By Nyasha Mutena
Joshua Mavhura (not his real name) is a documentary journalist and a freelance news reporter for international news agencies.
In a world sorrounded by screens, the proliferation of techno utopians has inspired and accorded documentary journalists like Mavhura, a platform to open minds, help to shape future thoughts and actions, to change the world! Before the COVID-19 pandemic, Mavhura’s rigorous documentaries were flourishing. So compelling is his work that viewers sought it in pursuit of the unvarnished truth. Mavhura was churning out masterpieces before COVID-19 cut in.
Everyone is adapting to the new normal inorder to survive. Lest the fate of the legendary dinosaurs becomes their fate.
Baring his soul, Mavhura said;

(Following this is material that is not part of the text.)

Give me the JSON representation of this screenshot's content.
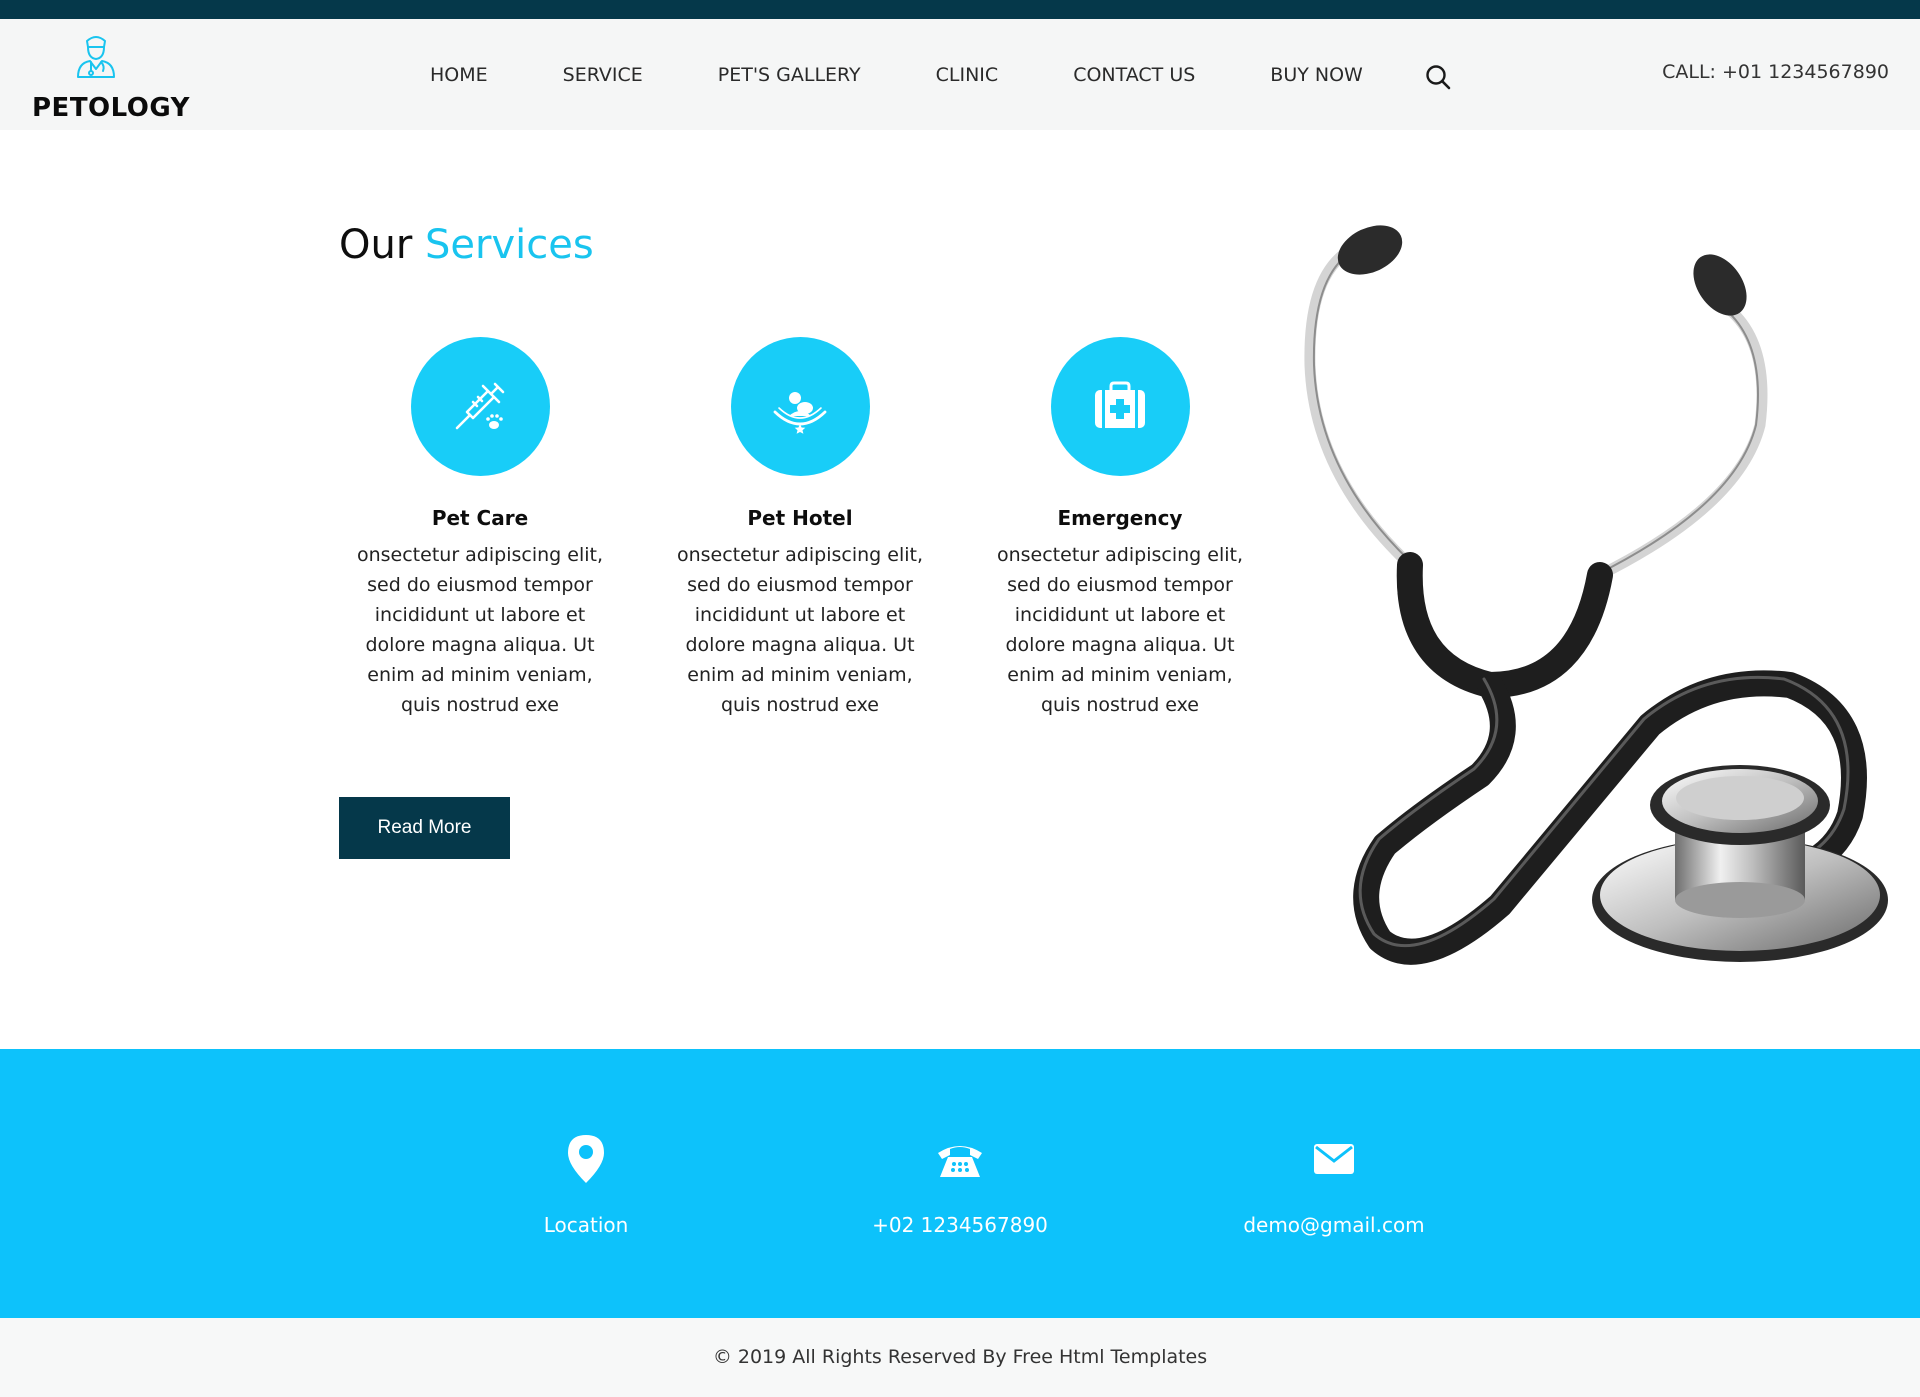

“I had a number of documentaries I was working on in Manicaland and another one which was commencing in April 2020 in Sofala provinces in Mozambique which have since been postponed and later cancelled.
“In news production, I do feature stories mostly but since the onset of COVID-19 its now difficult because of the nature of the enermy we are at war with. Personal safety restricts me from movement and that is how I am missing out on good money”.
Mavhura decried his remuneration on hold pending projects completion and/or publication. Payment upon publication rather than delivery is standard practice for 66% of freelance journalists.
Mavhura’s experience is not different from other journalists in the country. The economy of Zimbabwe is mainly made of tertiary industry which makes up to 60% of the total GDP as of 2017 making it the second biggest informal economy with a share score of 60.6%.
Although the conditions are not very rosy in any given sector, freelance journalists are experiencing the worst time. Their conditions are tragic. The 3 main reasons for their impoverishment are; the cancellation of events, the non-payment of work already delivered and the reduced rates paid by newspapers too as they also adjust to little revenues.
The situation is even worse for journalists who own news websites. They, too rely on advertising revenue, transport reimbursements from organizations that seek their coverage and sponsored articles. Yet there are no safety nets for them.
Government ensured that they are among frontline workers to get the COVID-19 vaccine whilst companies like Nyaradzo Group availed Personal Protective Equipment to safeguard journalists from COVID-19 infection.
In an interview with the Voice News Agency, MAZ programmes manager Nigel Kabila Nyamutumbu said;
“Journalists are not among those that are receiving risk allowances or being cushioned when they contract COVID-19 and this has unfortunately led to incapacitation and deaths of media personnel. Other challenges relate to the operating environment and professional challenges to comprehensively cover this rather technical and scientific topic.
“Their safety on the front lines of reporting the COVID-19 pandemic has been compromised in terms of physical safety, professional and legal impingements. On physical safety, the media sector has been operating on stringent budgets to the extent that journalists have been exposed due to the minimal provision of personal protective equipment (PPEs). Beyond this lack of equipment, there hasn’t been a structured and coordinated testing framework for journalists putting themselves, colleagues, sources and families at risk”.
Media Institute of Southern Africa, (MISA) Zimbabwe Director Tabani Moyo said;
“As MISA we are already designing a program aimed at proffering support on post traumatic experiences because of the level of anxiety that comes with the pandemic, changing nature of work and sometimes losing livelihoods. There are high chances of nervous system breakdown and psychological challenges so we are designing a program that will bring in specialists who can then engage colleagues as they find their path to recovery”.
Moyo mentioned that since January 2021, over 16 journalists reached out to MISA, revealing that they have tested positive for COVID-19. Over 5 journalists died since the spread of the second wave (end of 2020).
MAZ and MISA Zimbabwe facilitated the provision of PPEs for frontline journalists.
According to a survey carried out by the International Federation of Journalists (IFJ) between 26-28 April 2020, two-thirds of staff journalists have also suffered pay cuts, lost revenue, job losses, cancelled commissions or worsening working conditions. It also revealed that nearly every freelance journalist lost revenue or work opportunities due to COVID-19.
More than half of all journalists suffered from stress and anxiety, more than a quarter lacked essential equipment to enable them to work safely from home, while one in four lacked any protective equipment to work in the field yet more than a third shifted their focus to covering COVID-19 related stories.
The IFJ is the world’s largest organisation of professional journalists representing 600,000 journalists in 146 countries.
Going forward, a report by the Guardian revealed that at the end of the pandemic, only those outlets owned by large corporations and rich individuals will survive, a possibility that could defenestrate the gains already made towards achieving freedom of the press.
In a televised address to mark the 2020 World Press Freedom Day, Information, Publicity and Broadcasting Services Minister Monica Mutsvangwa highlighted the need to safeguard the future of the media sector post COVID-19 as well as to strengthen its watchdog role.